“Our genitals… these are things we’ve been conditioned that it’s not appropriate to talk about in public, and anal cancer combines all of it — anus, sex, penetration — it’s all there.” says Debbie Saslow, PhD,
A lot of individuals do not realize that cancer does not control its existence. Meaning, you get to have it from any parts of the body, regardless if it is internal or external. Small and huge, mild or severe, still it won’t matter. Someone can get cancer just anywhere, including the anal. In some unfortunate cases, even if a lot of people understand what the condition is, they sometimes do not want to seek out help. These persons are too embarrassed to let others know that they have anal cancer. With that, the idea of stepping through the awkwardness of the whole situation becomes less confronting. Therefore, treatments get disregarded as well.
Due to societal pressure and different perception towards the particular body part, individuals with anal cancer feel less confident about themselves. They try to ignore signs and symptoms without thinking about the possible growth and severity of the condition. So when things appear complicated and when they already decided to seek out help finally, it becomes too late. That is because these people tend to ignore what their body is telling them only because they consider their emotional state more. But no one can blame them. The judgments and criticisms they are afraid to get is the primary source of the damage to their mental health.
Anal Cancer And Mental Health
People with anal cancer become over thinkers. That explains why almost all of them obtain a diagnosis of severe anxiety and clinical depression. The reason for that is the small percentage of individuals who are more concern about what could happen negatively. These individuals continuously think about stuff like undergoing surgery, financial battle along with the condition, hassle with therapy and treatments, and fear of dying. These negative thoughts become the center of their lives. There is a constant worry for everything that sometimes the whole scenario turns unrealistic anymore.
In some cases, people with anal cancer tend to become more irritable, angry, and unpredictable. Sometimes they feel okay but then can feel a little off in an instant. These people do not concentrate on what is in front of them and often try to waste time thinking about more significant problems. Nevertheless, these individuals’ worries become untypical that it begins to consume their lives.

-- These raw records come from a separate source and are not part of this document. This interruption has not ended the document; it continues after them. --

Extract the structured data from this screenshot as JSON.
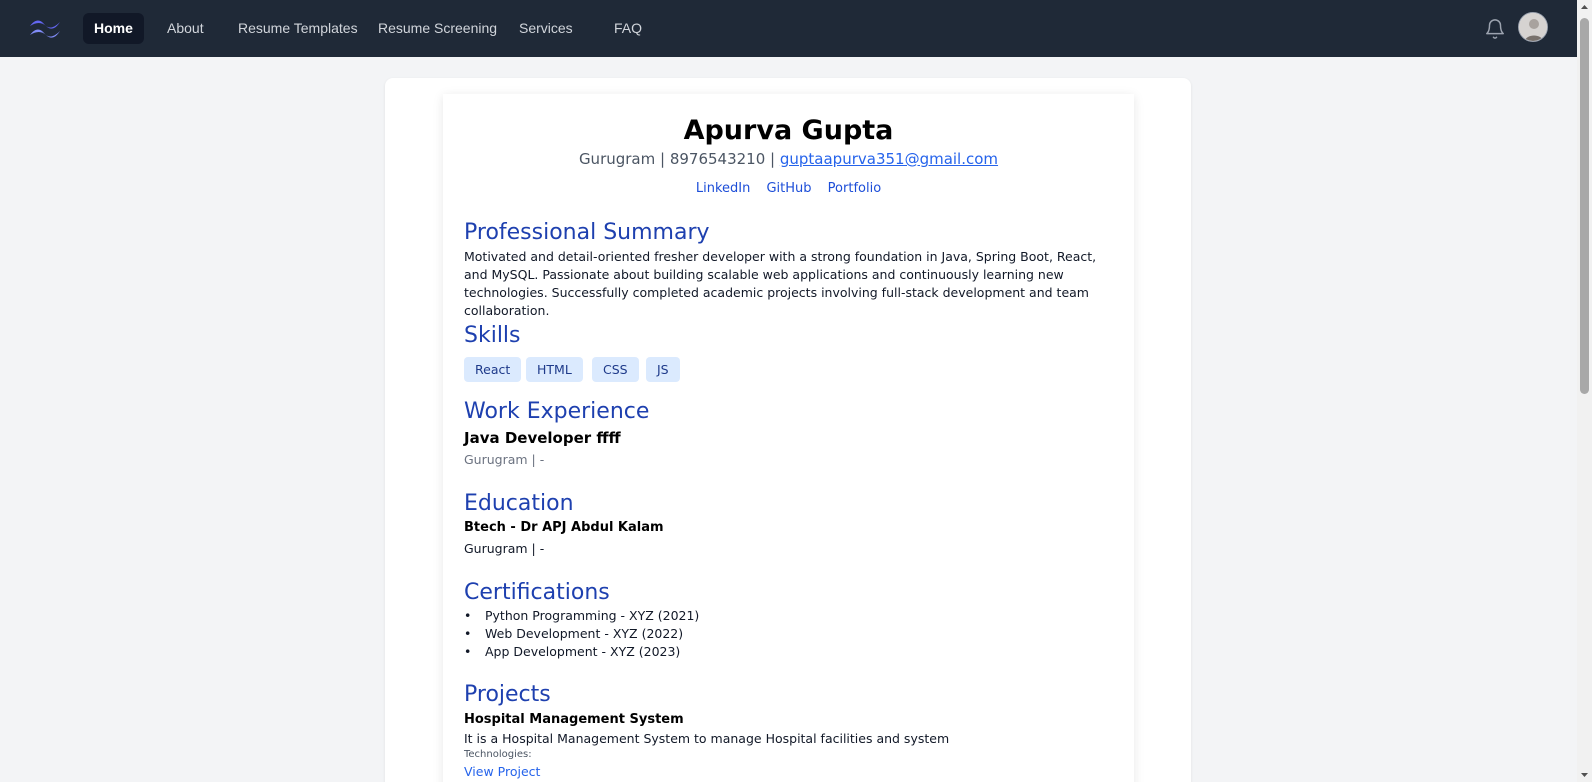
{
  "nav": {
    "items": [
      {
        "label": "Home"
      },
      {
        "label": "About"
      },
      {
        "label": "Resume Templates"
      },
      {
        "label": "Resume Screening"
      },
      {
        "label": "Services"
      },
      {
        "label": "FAQ"
      }
    ],
    "active": "Home",
    "icons": {
      "logo": "tailwind-wave-logo",
      "notifications": "bell-icon",
      "avatar": "user-avatar"
    }
  },
  "resume": {
    "name": "Apurva Gupta",
    "contact": {
      "location": "Gurugram",
      "sep1": " | ",
      "phone": "8976543210",
      "sep2": " | ",
      "email": "guptaapurva351@gmail.com"
    },
    "links": [
      "LinkedIn",
      "GitHub",
      "Portfolio"
    ],
    "summary": {
      "heading": "Professional Summary",
      "text": "Motivated and detail-oriented fresher developer with a strong foundation in Java, Spring Boot, React, and MySQL. Passionate about building scalable web applications and continuously learning new technologies. Successfully completed academic projects involving full-stack development and team collaboration."
    },
    "skills": {
      "heading": "Skills",
      "items": [
        "React",
        "HTML",
        "CSS",
        "JS"
      ]
    },
    "experience": {
      "heading": "Work Experience",
      "title": "Java Developer ffff",
      "meta": "Gurugram | -"
    },
    "education": {
      "heading": "Education",
      "degree": "Btech - Dr APJ Abdul Kalam",
      "meta": "Gurugram | -"
    },
    "certifications": {
      "heading": "Certifications",
      "items": [
        "Python Programming - XYZ (2021)",
        "Web Development - XYZ (2022)",
        "App Development - XYZ (2023)"
      ]
    },
    "projects": {
      "heading": "Projects",
      "title": "Hospital Management System",
      "description": "It is a Hospital Management System to manage Hospital facilities and system",
      "technologies_label": "Technologies:",
      "view_label": "View Project"
    }
  },
  "colors": {
    "navbar": "#1f2937",
    "heading": "#1e40af",
    "link": "#2563eb",
    "chip_bg": "#dbeafe",
    "page_bg": "#f3f4f6"
  }
}
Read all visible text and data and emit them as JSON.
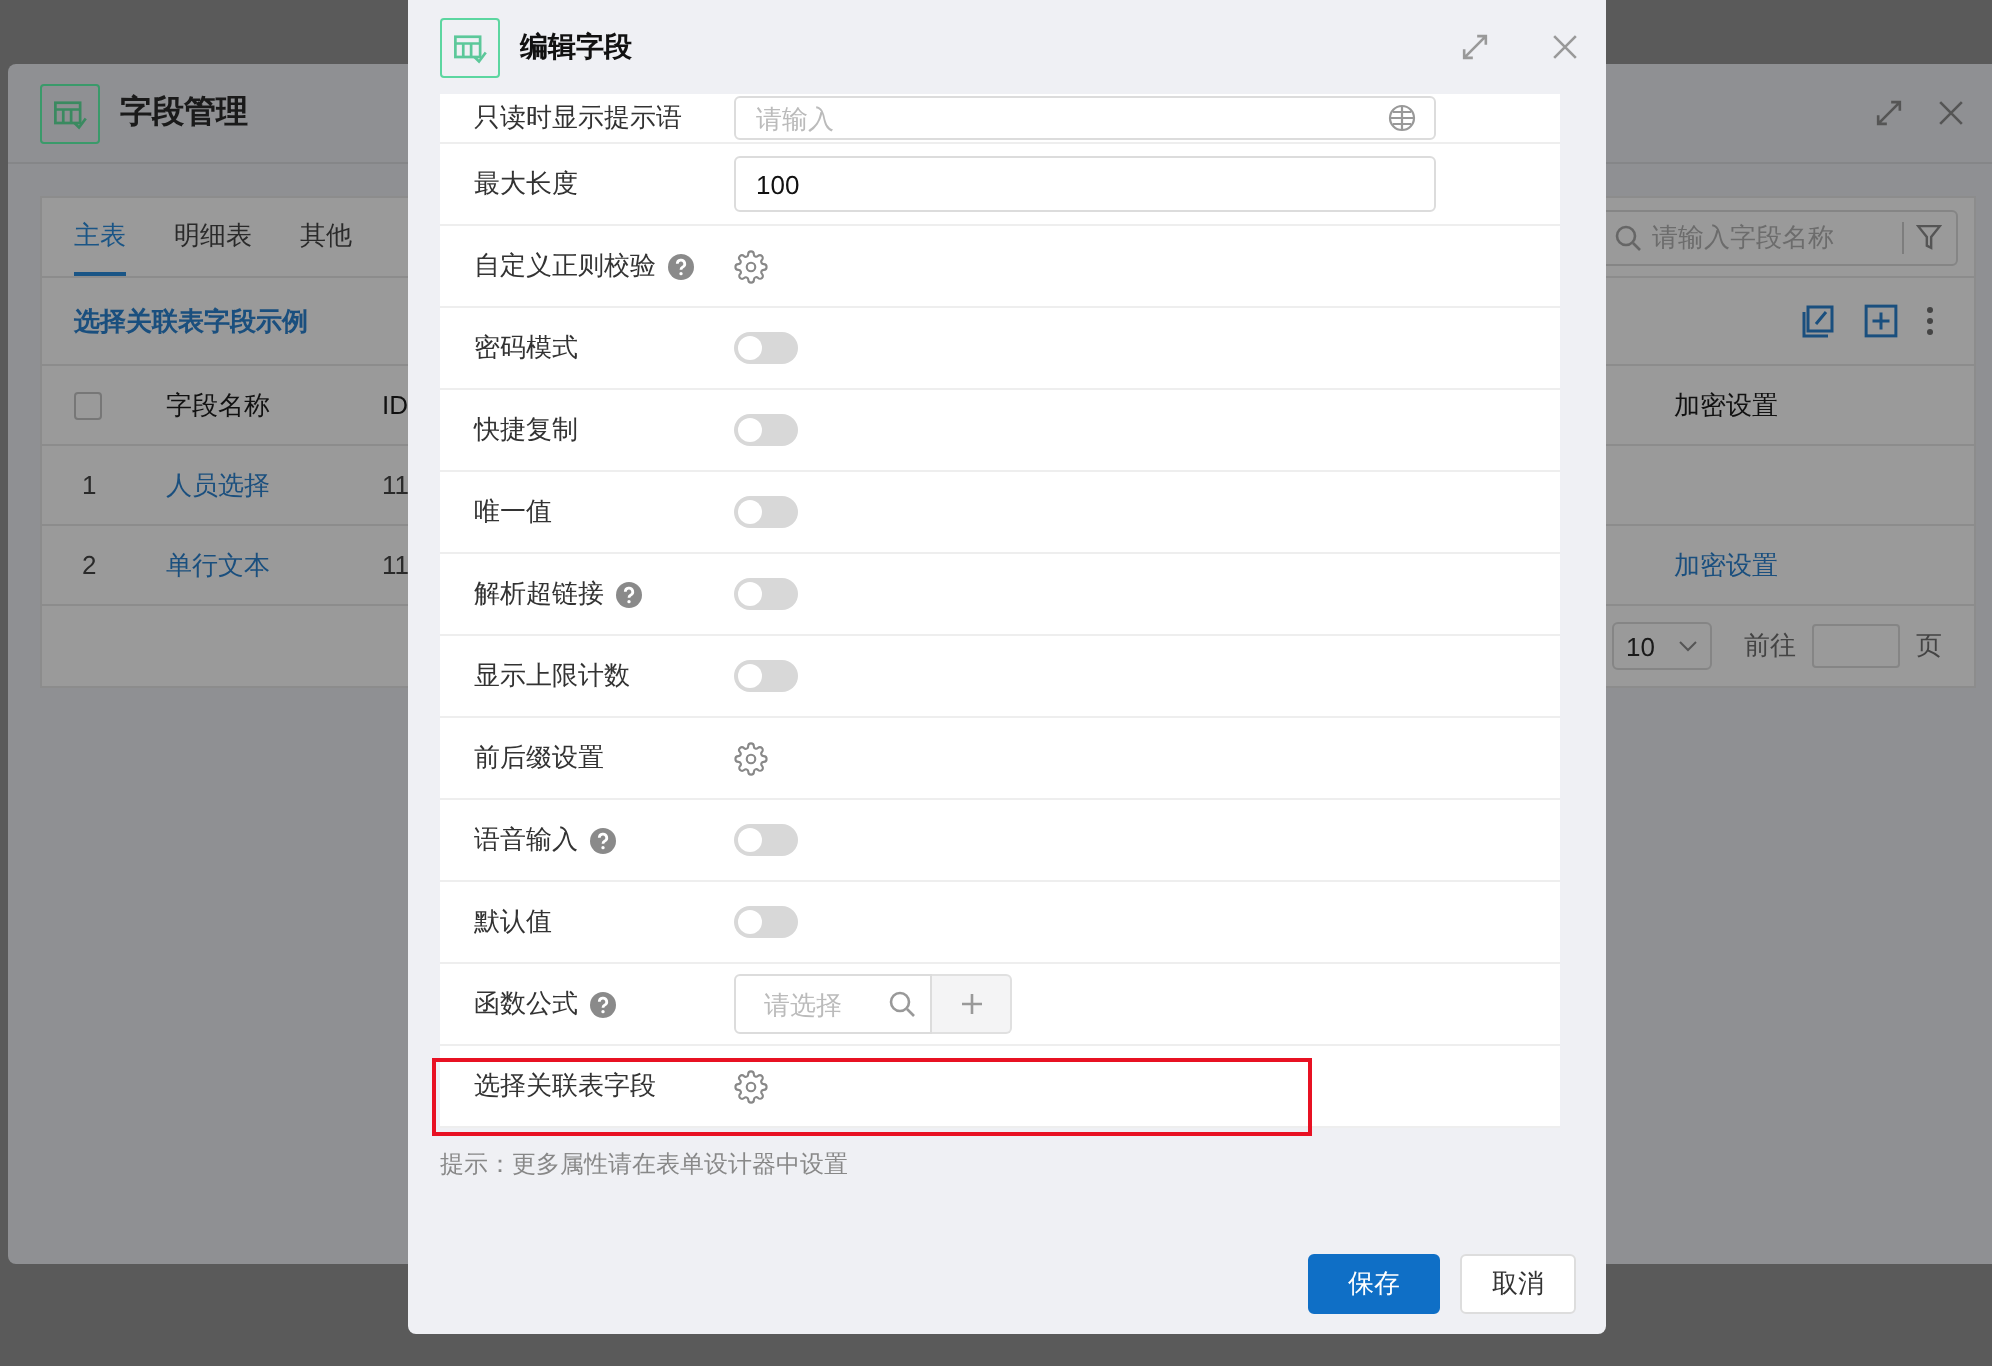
{
  "back_window": {
    "title": "字段管理",
    "tabs": [
      {
        "label": "主表",
        "selected": true
      },
      {
        "label": "明细表",
        "selected": false
      },
      {
        "label": "其他",
        "selected": false
      }
    ],
    "search": {
      "placeholder": "请输入字段名称"
    },
    "link": "选择关联表字段示例",
    "table": {
      "select_all": {
        "checked": false
      },
      "columns": [
        "字段名称",
        "ID",
        "加密设置"
      ],
      "rows": [
        {
          "index": "1",
          "name": "人员选择",
          "id": "11",
          "encrypt": ""
        },
        {
          "index": "2",
          "name": "单行文本",
          "id": "11",
          "encrypt": "加密设置"
        }
      ]
    },
    "pagination": {
      "page_size": "10",
      "goto_label": "前往",
      "page_unit": "页"
    }
  },
  "dialog": {
    "title": "编辑字段",
    "rows": [
      {
        "kind": "input",
        "label": "只读时显示提示语",
        "help": false,
        "placeholder": "请输入",
        "globe": true
      },
      {
        "kind": "input",
        "label": "最大长度",
        "help": false,
        "value": "100"
      },
      {
        "kind": "gear",
        "label": "自定义正则校验",
        "help": true
      },
      {
        "kind": "toggle",
        "label": "密码模式",
        "help": false,
        "on": false
      },
      {
        "kind": "toggle",
        "label": "快捷复制",
        "help": false,
        "on": false
      },
      {
        "kind": "toggle",
        "label": "唯一值",
        "help": false,
        "on": false
      },
      {
        "kind": "toggle",
        "label": "解析超链接",
        "help": true,
        "on": false
      },
      {
        "kind": "toggle",
        "label": "显示上限计数",
        "help": false,
        "on": false
      },
      {
        "kind": "gear",
        "label": "前后缀设置",
        "help": false
      },
      {
        "kind": "toggle",
        "label": "语音输入",
        "help": true,
        "on": false
      },
      {
        "kind": "toggle",
        "label": "默认值",
        "help": false,
        "on": false
      },
      {
        "kind": "select",
        "label": "函数公式",
        "help": true,
        "placeholder": "请选择"
      },
      {
        "kind": "gear",
        "label": "选择关联表字段",
        "help": false,
        "highlighted": true
      }
    ],
    "hint": "提示：更多属性请在表单设计器中设置",
    "buttons": [
      {
        "label": "保存",
        "primary": true
      },
      {
        "label": "取消",
        "primary": false
      }
    ]
  }
}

Worry and stress are indeed natural. That is especially for those people who are experiencing a particular unfortunate event of their lives. So others can’t blame them for feeling and thinking that way. Becoming ill for the short or long period takes a toll on the physical, emotional, and mental aspect of every individual with anal cancer. One cannot fully understand what these people are going through. So with the entire stigma that covers the whole case of having anal cancer, everything emotional and psychological becomes a never-ending battle.
Help, Not Criticize
“Your support, no matter how you give it, is appreciated. Whether you write cards or offer prayers or give someone a hug or a meal or anything else.” says Julie K Silver, M.D.
It is understandable that even if we try to encourage these patients to undergo treatment and seek out help, they will genuinely ignore the advice. Some of them may not pay attention, and others can show no concern at all. But as concerned individuals, we have to become part of their journey. Instead of telling them how they should do things on their won, we have to walk them through their recovery. And the best way we can do that is by helping, not judging. We need to cut the stigma that keeps them away from asking professional help. We have to help them put an end to their unwanted feelings.
It is hard for patients with anal cancer to stay positive. That is especially when the social environment is not cooperating with their recovery. So instead of us becoming one of those negative people, we can try to become the accommodating ones. Who knows? Perhaps things will become a little different with these individuals when we show them that we can make a difference by just showing that we care.
“Some patients with late-stage cancer struggle to recognize that they are dying, but the family is desperate to have meaningful conversations about the dying process and fulfilling their loved one’s final wishes.” Jana Bolduan Lomax, PsyD says in an interview.